I have to echo your comment. I seriously try to dissuade anyone from going to law school at this point. The legal market collapsed in 2007-08 in synch with the collapse of the real estate and financial markets, and never really recovered. The fact is that other than a couple of major markets like New York, L.A., etc. many business, corporate and transactional attorneys are just struggling to stay alive. And if you don't have a law degree from a Top Five or maybe Top Ten school (or a local law school that has pull in the community you are going to practice in), you are going to have a real problem finding a job when you get out of law school. We now have a part time young associate working here, a very bright, talented and nice guy, who because of the economic crash got laid off from another firm a short time after being hired by them out of law school, and then couldn't find a job. This guy has both a law degree from Michigan and is a member of the federal patent bar. Not so long ago, firms would have been fighting over hiring him. No longer.
Ironically, what is about to kill us off is Obamacare. Medical insurance premiums have rocketed up so dramatically in the past couple of years that we cannot afford to pay associates a competitive salary or give partners enough compensation to stick around. My premiums for basic family coverage have gone from $19K to $24K in the past two years, and are estimated to go up again to $27K in May. I think that means we are also going to get hit with the 40% Cadillac Tax when that takes effect.

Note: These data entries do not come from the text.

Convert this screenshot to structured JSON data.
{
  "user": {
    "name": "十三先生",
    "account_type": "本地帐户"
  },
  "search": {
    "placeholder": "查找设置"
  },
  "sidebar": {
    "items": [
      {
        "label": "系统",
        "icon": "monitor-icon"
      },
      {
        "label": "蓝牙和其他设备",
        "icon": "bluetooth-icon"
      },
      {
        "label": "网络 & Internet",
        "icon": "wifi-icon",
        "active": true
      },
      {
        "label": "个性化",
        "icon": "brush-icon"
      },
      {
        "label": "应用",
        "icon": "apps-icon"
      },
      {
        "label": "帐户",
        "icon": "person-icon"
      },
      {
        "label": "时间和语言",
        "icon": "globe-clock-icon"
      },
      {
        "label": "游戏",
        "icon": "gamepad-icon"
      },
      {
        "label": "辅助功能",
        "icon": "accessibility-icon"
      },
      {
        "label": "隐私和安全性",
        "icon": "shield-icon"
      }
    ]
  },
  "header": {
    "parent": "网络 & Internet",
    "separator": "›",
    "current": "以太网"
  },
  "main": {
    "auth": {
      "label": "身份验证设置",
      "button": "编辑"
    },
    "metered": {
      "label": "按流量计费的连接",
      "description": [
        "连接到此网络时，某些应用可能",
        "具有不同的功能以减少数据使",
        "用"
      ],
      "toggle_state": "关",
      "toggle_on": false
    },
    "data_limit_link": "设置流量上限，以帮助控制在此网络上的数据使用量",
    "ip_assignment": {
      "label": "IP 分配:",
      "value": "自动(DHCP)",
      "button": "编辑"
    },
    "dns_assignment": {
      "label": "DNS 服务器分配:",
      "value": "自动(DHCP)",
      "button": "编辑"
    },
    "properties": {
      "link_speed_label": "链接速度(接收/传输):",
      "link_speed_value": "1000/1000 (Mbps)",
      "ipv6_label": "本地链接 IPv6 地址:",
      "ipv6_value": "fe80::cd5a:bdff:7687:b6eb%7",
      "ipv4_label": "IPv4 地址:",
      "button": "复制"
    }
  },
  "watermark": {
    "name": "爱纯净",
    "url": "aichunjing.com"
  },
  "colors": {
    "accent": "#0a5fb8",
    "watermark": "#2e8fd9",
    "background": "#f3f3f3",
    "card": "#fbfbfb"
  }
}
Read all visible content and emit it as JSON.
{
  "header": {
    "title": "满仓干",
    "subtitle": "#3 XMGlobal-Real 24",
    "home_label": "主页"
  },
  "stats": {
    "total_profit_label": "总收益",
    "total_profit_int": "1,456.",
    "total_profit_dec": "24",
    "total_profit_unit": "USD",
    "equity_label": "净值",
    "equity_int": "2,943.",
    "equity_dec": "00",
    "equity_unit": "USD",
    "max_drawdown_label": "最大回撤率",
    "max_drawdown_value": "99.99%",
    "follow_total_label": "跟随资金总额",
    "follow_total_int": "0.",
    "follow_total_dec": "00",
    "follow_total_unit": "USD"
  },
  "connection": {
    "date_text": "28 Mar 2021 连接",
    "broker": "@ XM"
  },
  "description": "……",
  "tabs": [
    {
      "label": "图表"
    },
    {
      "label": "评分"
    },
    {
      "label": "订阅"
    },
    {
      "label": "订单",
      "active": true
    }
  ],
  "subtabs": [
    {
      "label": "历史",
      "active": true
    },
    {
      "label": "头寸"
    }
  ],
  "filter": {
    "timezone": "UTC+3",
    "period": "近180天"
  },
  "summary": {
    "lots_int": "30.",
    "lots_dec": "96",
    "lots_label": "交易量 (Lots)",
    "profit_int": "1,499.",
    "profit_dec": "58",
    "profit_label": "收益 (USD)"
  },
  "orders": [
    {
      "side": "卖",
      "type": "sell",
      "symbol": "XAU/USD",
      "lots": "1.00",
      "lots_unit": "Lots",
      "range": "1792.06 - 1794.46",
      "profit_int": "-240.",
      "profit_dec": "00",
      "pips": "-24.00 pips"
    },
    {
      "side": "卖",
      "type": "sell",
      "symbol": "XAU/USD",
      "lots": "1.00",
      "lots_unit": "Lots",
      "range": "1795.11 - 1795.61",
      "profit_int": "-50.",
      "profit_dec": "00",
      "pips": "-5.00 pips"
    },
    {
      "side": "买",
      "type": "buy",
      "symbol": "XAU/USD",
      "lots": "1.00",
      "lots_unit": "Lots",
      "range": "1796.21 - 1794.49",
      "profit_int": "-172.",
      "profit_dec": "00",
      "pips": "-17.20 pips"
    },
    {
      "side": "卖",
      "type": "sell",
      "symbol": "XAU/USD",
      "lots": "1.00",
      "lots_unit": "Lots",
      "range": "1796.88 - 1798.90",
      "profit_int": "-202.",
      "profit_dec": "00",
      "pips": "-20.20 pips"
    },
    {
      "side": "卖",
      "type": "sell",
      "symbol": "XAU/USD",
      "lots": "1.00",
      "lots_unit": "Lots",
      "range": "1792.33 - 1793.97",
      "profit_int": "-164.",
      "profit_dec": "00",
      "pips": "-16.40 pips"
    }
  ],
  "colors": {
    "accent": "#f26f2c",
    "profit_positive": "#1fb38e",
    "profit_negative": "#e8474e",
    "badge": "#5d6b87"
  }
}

So it's at the point where folks are just walking away from the practice of law, at least in a firm, because all the costs of managing a firm and paying for employees and mandated benefits just eats you alive.
Just to show you how bad it is. I now make less as a fairly senior partner than I made as an associate in the 1980s, and that is before factoring the cost of healthcare, which is probably nine to ten times higher than it was then. (I think I, or rather my firm, paid between $2K and $4K a year for family coverage back then.) And we won't even talk about malpractice insurance costs.
I think it teaches you how to think analytically and problem solve, which you do not get with most liberal arts education at this point. A liberal arts education, even at the most elite institutions, rewards you for simply voicing back to your instructors what you have learned from your instructors. You may get a lot of knowledge, but you aren't taught how you are supposed to use that knowledge or even how to distinguish the good knowledge from the bad knowledge. (Partly because less and less liberal arts education is actually about learning, but more about being propagandized and socialized into a "progressive" leftist society.)
I was fortunate to go to one of the top colleges in the country, but I have to say most of my education was simply having to memorize and remember huge amounts of information I never used again.
When I got to law school (which I hated, by the way), they at least made you think and analyze, and then you had to be able to debate and stand up to your professors in class, which could be a very intimidating experience. (I actually went through property law with the real Professor Kingsfield, who managed to have a woman crying the first day of class because she didn't know the difference between a possibility of reverter, a defeasible fee, a remainder subject to a condition subsequent, and a remainder subject to an executory limitation. "When the initial assignment is posted prior to commencement of term, I expect you to have read the materials and come prepared to discuss them.")